» **What you have to do**
Only the lines with "content" in the entries below belong in the answer; please copy them.

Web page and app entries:
= = =

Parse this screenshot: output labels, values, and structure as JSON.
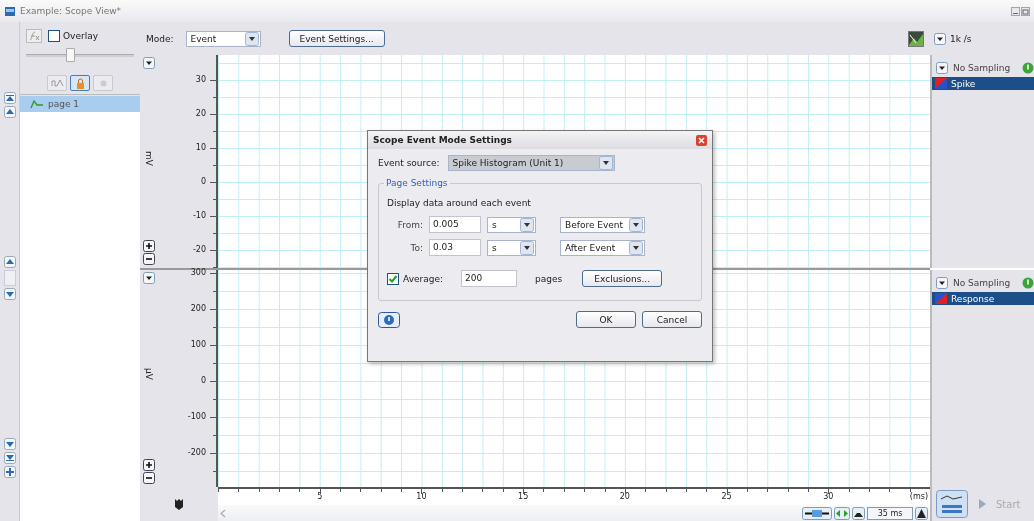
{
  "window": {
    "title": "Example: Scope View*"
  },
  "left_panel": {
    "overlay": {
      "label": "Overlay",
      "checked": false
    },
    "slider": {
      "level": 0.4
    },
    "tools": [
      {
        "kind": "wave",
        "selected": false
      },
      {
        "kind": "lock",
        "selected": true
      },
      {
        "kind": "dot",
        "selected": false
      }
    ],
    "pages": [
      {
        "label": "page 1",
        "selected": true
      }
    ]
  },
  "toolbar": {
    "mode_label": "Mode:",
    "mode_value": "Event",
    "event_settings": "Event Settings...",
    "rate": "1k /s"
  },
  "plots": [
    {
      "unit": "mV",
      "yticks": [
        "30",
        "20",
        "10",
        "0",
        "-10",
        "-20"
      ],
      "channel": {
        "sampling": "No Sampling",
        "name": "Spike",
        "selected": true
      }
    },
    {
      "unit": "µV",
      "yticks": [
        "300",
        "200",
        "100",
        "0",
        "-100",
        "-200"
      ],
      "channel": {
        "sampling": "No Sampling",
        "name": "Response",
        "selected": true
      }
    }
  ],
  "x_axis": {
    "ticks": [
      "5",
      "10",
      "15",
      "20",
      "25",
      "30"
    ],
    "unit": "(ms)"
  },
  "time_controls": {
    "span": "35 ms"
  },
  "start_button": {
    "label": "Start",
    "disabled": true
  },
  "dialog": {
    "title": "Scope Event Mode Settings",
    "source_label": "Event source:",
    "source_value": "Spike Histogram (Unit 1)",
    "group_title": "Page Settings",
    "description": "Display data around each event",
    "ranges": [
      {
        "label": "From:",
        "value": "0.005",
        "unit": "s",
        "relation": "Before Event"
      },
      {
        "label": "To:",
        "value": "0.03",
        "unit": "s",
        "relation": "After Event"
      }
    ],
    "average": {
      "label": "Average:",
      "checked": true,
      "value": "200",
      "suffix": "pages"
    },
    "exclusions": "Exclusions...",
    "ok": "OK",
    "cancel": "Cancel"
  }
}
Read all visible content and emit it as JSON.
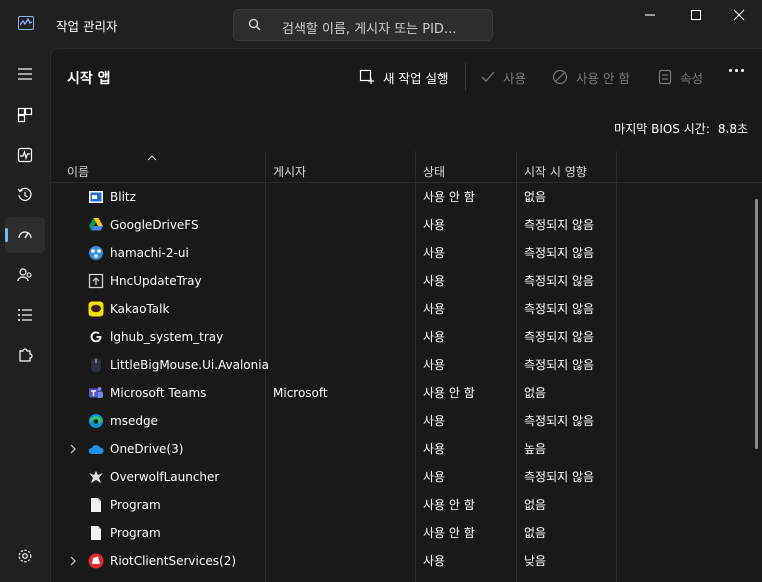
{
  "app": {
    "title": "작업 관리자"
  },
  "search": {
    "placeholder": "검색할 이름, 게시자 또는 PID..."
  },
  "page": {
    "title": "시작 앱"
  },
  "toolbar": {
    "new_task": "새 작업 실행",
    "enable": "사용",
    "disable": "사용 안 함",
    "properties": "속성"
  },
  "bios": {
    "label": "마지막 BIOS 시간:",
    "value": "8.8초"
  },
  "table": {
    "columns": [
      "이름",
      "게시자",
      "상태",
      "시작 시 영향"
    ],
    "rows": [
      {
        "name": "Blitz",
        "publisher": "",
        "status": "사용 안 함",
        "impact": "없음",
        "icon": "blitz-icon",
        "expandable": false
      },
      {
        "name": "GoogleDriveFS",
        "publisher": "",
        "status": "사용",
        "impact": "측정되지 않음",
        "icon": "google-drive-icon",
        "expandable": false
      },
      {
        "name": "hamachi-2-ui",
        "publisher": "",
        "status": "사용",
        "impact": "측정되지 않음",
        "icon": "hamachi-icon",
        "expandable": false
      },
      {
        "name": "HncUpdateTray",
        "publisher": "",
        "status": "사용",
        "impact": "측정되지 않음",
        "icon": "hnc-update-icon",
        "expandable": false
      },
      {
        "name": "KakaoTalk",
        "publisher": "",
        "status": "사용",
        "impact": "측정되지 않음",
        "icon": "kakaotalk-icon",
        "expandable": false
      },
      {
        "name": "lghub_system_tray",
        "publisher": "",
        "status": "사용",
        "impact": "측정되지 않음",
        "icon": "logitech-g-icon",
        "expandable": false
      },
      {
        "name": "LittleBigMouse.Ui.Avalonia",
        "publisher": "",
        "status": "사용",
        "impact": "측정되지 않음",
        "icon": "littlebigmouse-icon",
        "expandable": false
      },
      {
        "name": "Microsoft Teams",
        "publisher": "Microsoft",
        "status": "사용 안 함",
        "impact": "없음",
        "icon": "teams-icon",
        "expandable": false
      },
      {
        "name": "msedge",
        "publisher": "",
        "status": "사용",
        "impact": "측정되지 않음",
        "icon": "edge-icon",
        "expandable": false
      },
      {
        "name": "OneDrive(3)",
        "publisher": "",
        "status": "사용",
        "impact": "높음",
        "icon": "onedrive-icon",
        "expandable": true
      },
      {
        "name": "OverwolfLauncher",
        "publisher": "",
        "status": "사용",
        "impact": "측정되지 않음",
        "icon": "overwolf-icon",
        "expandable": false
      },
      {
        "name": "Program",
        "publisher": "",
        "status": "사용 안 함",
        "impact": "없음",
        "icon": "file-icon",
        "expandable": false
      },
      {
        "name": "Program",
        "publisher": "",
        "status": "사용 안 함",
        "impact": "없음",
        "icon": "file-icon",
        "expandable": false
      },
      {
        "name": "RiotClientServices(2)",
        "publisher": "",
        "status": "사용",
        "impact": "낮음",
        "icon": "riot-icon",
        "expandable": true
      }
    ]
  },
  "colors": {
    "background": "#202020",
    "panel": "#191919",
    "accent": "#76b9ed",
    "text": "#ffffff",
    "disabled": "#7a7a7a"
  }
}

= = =

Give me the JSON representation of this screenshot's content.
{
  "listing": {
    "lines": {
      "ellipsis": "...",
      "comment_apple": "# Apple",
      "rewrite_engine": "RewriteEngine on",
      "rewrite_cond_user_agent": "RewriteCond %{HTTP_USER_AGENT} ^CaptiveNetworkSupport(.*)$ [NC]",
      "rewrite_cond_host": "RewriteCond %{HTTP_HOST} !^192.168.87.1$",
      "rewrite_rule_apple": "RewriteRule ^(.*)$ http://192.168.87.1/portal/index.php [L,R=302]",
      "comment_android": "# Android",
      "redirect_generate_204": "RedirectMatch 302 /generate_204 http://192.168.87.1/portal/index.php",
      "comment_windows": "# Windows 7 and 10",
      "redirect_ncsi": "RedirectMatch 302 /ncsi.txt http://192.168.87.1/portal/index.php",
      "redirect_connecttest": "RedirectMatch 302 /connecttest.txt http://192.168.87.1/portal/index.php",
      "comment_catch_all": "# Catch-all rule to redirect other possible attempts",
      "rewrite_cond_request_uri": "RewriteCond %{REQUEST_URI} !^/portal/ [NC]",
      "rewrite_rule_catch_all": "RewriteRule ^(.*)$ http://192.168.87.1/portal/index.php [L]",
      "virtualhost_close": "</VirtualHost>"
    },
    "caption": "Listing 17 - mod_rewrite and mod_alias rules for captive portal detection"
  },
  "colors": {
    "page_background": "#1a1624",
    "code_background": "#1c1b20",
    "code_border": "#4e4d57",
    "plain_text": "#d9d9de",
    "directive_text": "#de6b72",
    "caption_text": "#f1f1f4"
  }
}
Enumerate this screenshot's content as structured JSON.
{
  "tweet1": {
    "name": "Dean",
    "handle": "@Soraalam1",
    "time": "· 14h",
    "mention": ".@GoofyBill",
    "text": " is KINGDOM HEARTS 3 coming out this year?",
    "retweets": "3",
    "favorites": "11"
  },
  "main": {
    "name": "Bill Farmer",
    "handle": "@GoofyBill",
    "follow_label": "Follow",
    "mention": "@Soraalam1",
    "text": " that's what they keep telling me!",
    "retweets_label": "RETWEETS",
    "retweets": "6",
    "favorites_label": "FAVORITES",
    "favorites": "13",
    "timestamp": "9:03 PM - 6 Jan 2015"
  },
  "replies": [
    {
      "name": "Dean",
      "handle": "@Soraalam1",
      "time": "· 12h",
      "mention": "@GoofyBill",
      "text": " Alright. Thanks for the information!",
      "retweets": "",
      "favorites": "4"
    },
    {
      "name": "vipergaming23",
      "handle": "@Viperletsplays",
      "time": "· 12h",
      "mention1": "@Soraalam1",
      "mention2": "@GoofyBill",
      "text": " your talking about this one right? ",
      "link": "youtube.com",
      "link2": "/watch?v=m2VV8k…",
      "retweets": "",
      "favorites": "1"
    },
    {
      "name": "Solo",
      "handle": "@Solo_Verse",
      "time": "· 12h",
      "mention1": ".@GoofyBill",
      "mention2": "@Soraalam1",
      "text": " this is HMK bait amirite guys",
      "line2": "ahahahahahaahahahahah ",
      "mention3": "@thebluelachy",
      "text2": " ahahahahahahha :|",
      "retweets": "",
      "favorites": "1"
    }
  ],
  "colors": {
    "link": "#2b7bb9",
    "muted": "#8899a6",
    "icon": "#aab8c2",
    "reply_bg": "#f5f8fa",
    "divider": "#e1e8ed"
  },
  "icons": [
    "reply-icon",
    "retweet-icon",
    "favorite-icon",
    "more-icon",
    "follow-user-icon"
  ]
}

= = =

» **Answer**
Read all visible content and emit it as JSON.
Give me the JSON representation of this screenshot's content.
Enumerate this screenshot's content as structured JSON.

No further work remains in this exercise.